Mahmud al-Kashgari The eleventh-century author of A Compendium of the Turkish Dialects, a comprehensive guide to the Turkic languages and their oral literature. A masterful treasure of linguistic, anthropological, and social information, Koshgari’s work was designed to claim for Turkic culture the same status as Arab and Persian in the Muslim world.

Muhammad Abu Mansur al-Maturidi (853- 944) A truculent and influential defender of literalist and traditionalist Islam from Samarkand, author of many combative “Refutations” of rationalism.

Mirza Ulughbek (1394-1449) Carrying the honourific name of Mirza Muhammad Taragay, Ulughbek, a grandson of Timur, briefly ruled Central Asia and was an educator and astronomer. His tables of the movements of stars were long unsurpassed for accuracy, while his encouragement of mathematical and scientific studies was the Islamic world’s last great push in this field.

Alisher Navoiy (1441-1501) The founder of modern Uzbek literature was not only a poet but also a prime minister of huge country, which included the eastern part of Iran, the western part of Afghanistan and the southern part of Turkmenistan. The capital of the country was the great city of Herat, which is in modern day eastern Afghanistan. This year Uzbekistan celebrated the 575th birth anniversary of Alisher Navoiy. He caroled such important human qualities as fairness, mutual harmony, generosity, compassion, respect for parents, a desire to help the needy, friendship between the people, and promoted the prosperity of the motherland.

Culture and attraction

Registan, Bibi-Kahnym Mosque, Gur-e Amir Mausoleum and the Observatory of Ulugbek are sights that travellers must not miss. There you will find buildings designed and made with distinctive Islamic traits and characteristics. The colours of the buildings have significant meanings behind them – blue, a symbol of wealth, is the most common and dominant colour found on most of them. Siyob Bazaar is the largest bazaar in Samarkand where you can find daily necessities such as dairy products, fresh and dried fruits, delicious watermelons, rainbow-coloured spices and all kinds of tasty vegetables. Foreigners visit Siyob Bazaar to experience the busy daily life of the indigenous society there.


In addition, authentically silk made attire, accessories and bed linen are sold for reasonable prices and in various designs.
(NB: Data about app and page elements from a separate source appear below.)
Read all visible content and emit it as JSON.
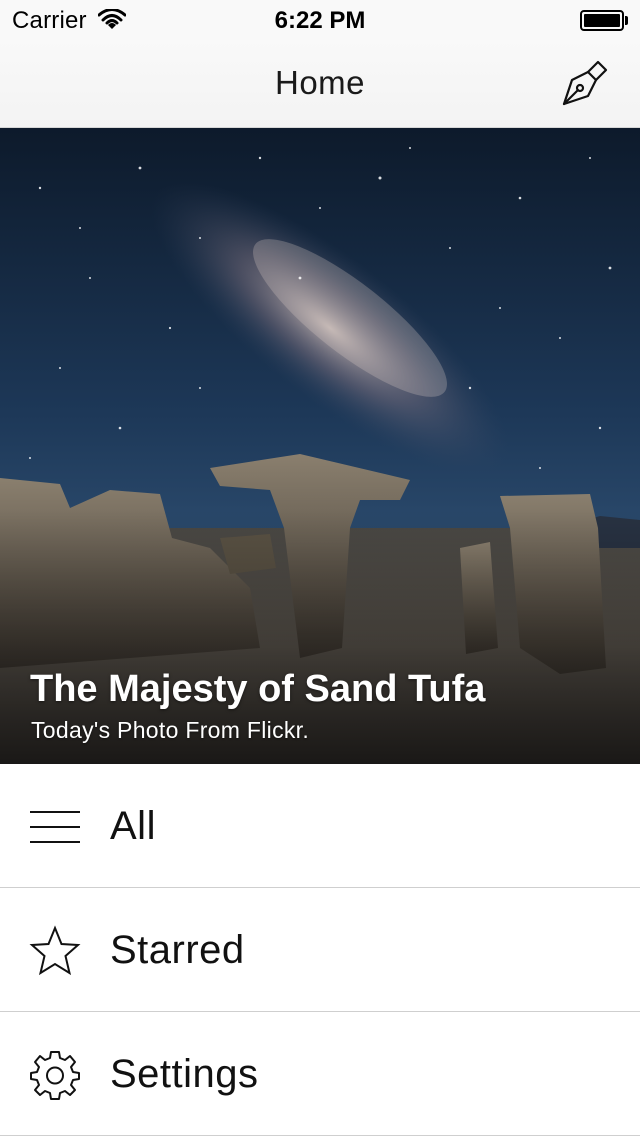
{
  "status_bar": {
    "carrier": "Carrier",
    "time": "6:22 PM"
  },
  "nav": {
    "title": "Home",
    "compose_icon": "pen-nib-icon"
  },
  "hero": {
    "title": "The Majesty of Sand Tufa",
    "subtitle": "Today's Photo From Flickr."
  },
  "menu": {
    "items": [
      {
        "label": "All",
        "icon": "menu-lines-icon"
      },
      {
        "label": "Starred",
        "icon": "star-icon"
      },
      {
        "label": "Settings",
        "icon": "gear-icon"
      }
    ]
  }
}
Fine craftsmanship is involved in making the colorful pattern designs of the kurpacha (colorful sitting mattresses), doppi (skull caps), chapan (traditional cloaks) and knives. The country also has a unique artistic tradition of doll making. Spring time sees many local or provincial celebrations taking place in various parts of Uzbekistan. Shark Taronalari is Uzbekistan’s international world music festival and is held in the summer time with folks singers who practice traditional musical genres such as uran khai (throat singing) and makom (sacred classical, melodic Uzbek music) performing there.

Well-known travellers such as Marco Polo and the warrior Alexander the Great have passed through this hub of trade and cultural exchanges. The names of Uzbek cities have been synonymous with the exotic and wonderful, their fame spreading for many centuries far and wide.